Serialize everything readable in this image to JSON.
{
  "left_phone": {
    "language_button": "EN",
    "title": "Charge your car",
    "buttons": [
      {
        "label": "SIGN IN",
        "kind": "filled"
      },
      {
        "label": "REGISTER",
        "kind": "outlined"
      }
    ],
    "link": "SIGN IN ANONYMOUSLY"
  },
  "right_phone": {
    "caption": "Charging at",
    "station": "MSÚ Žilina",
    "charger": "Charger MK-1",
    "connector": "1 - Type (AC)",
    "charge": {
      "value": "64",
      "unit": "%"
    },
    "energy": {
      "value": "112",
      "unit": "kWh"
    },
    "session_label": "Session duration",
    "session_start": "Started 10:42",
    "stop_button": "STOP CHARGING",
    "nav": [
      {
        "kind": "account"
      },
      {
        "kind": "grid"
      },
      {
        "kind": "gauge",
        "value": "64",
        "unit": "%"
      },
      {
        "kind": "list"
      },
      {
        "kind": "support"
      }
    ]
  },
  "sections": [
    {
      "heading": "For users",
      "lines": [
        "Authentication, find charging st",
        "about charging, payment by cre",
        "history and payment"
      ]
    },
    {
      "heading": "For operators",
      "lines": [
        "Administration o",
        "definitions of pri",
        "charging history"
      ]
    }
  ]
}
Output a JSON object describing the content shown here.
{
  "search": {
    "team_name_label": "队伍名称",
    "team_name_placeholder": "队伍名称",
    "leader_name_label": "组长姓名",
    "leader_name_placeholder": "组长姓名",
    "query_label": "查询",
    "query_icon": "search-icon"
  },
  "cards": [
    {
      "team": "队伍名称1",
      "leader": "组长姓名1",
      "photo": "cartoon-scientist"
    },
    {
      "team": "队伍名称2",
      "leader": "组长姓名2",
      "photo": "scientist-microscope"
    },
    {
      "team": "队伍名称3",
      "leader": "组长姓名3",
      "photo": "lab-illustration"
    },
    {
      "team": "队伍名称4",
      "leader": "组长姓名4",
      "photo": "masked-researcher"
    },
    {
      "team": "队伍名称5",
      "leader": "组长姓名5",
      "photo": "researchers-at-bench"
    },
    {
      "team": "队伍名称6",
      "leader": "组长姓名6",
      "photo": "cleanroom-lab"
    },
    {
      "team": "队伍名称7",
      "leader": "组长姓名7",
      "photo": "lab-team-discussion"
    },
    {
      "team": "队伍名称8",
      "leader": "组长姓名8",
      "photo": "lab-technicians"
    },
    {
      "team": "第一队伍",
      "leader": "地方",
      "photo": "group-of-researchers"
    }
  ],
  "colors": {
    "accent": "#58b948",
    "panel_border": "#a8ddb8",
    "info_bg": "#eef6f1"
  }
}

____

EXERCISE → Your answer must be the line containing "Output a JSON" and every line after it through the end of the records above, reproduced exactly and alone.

EXERCISE SOLUTION →
Output a JSON object describing the content shown here.
{
  "search": {
    "team_name_label": "队伍名称",
    "team_name_placeholder": "队伍名称",
    "leader_name_label": "组长姓名",
    "leader_name_placeholder": "组长姓名",
    "query_label": "查询",
    "query_icon": "search-icon"
  },
  "cards": [
    {
      "team": "队伍名称1",
      "leader": "组长姓名1",
      "photo": "cartoon-scientist"
    },
    {
      "team": "队伍名称2",
      "leader": "组长姓名2",
      "photo": "scientist-microscope"
    },
    {
      "team": "队伍名称3",
      "leader": "组长姓名3",
      "photo": "lab-illustration"
    },
    {
      "team": "队伍名称4",
      "leader": "组长姓名4",
      "photo": "masked-researcher"
    },
    {
      "team": "队伍名称5",
      "leader": "组长姓名5",
      "photo": "researchers-at-bench"
    },
    {
      "team": "队伍名称6",
      "leader": "组长姓名6",
      "photo": "cleanroom-lab"
    },
    {
      "team": "队伍名称7",
      "leader": "组长姓名7",
      "photo": "lab-team-discussion"
    },
    {
      "team": "队伍名称8",
      "leader": "组长姓名8",
      "photo": "lab-technicians"
    },
    {
      "team": "第一队伍",
      "leader": "地方",
      "photo": "group-of-researchers"
    }
  ],
  "colors": {
    "accent": "#58b948",
    "panel_border": "#a8ddb8",
    "info_bg": "#eef6f1"
  }
}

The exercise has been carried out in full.